“You’re getting worse.” I wrap my arms around myself as far as they’ll go, protecting my core like your words are hits. But they don’t keep coming.
I wait for the conditional get-better-now, stop-panicking receding footsteps. But there was no or else. No if-then.
You pulled me closer as I apologized for more things I can’t help. I might as well apologize for the rain, too. And you stop my torrent like a shut-off valve in the sky.
Good morning! We’re wrappingup the first week of the Where Angels Can’t Follow blog tour. (There’s one more week of blog stops to go, for those of you wondering when I would get back to poetry, writing blogs, and finishing Iron Spirits.) I can’t believe we’re only four days away from the release! I am excited to share the world, the characters, and their hilarity. One of my writing idols, Joss Whedon, once offered this advice for writing, “Make it dark, make it grim, make it tough, but then, for the love of God, tell a joke.” And that was my goal.
Today’s stop on the blog tour is Jazzy Book Reviews. You can find an excerpt of Where Angels Can’t Follow here, if you haven’t gotten to it yet. (At least your wait for the rest won’t be long now!) It’s also one of your last opportunities to enter the Iron Shards giveaway.

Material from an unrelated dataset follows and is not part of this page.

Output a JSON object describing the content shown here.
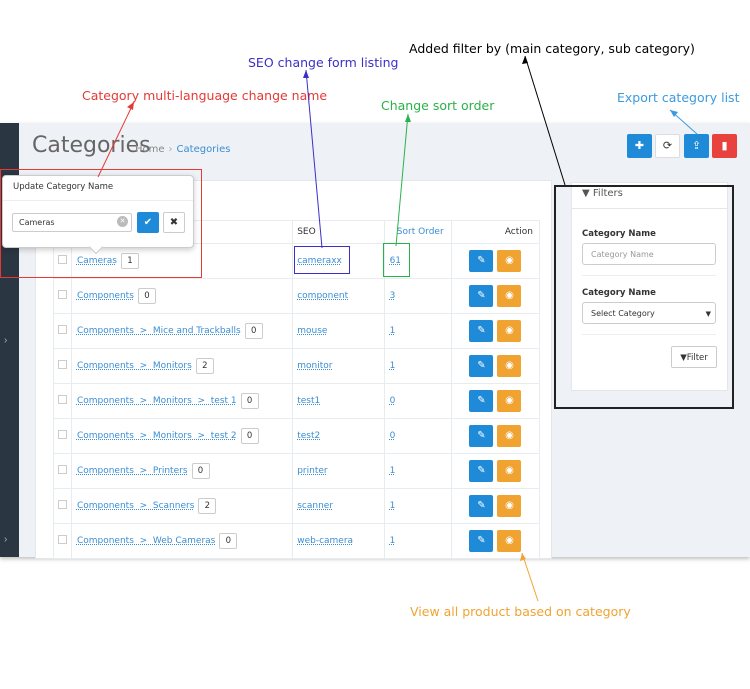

I have been featured in a guest post on Jaime’s World today. I wrote a piece on my Top 5 Favorite Movies. I don’t really watch movies much since my attack, and the exceptions usually involve my children. However, 2020 has not been the year for movie releases, so these should still be relevant. Also, my friends swear I am completely uncultured despite their best efforts. *shrugs* You’ve been warned. There’s not much overlap between what I want to watch and the Oscars winners list. Netflix also thinks I want to watch strong females in leading roles. (Make of those two facts what you will.) I hope you find something new and interesting to occupy your social distancing hours.
I know that some of my readers are here because of our mutual love of poetry. And the Where Angels Can’t Follow blog tour is not going to speak to that. So, here’s a new poem I wrote yesterday, which was a hard day for me. I didn’t fall into the hole in my calendar, but I did keep busy with random chores, freezing meals to a ridiculous degree (who needs that much spinach lasagna?!), and finishing the day out with a drink. Odin, the German Shepherd who seems to know when my days are difficult, did not leave my side.
The days we used to celebrate
become holes in the calendar.
Anniversaries that got crossed out–
absent champagne, flowers, and cards.
Birthdays that aren’t
for people that aren’t.
Days when the world stopped
and our lives fell
into a pit disguised as an ordinary day.
It’s a dubious privilege of aging–
learning how to span the shaky debris over those holes.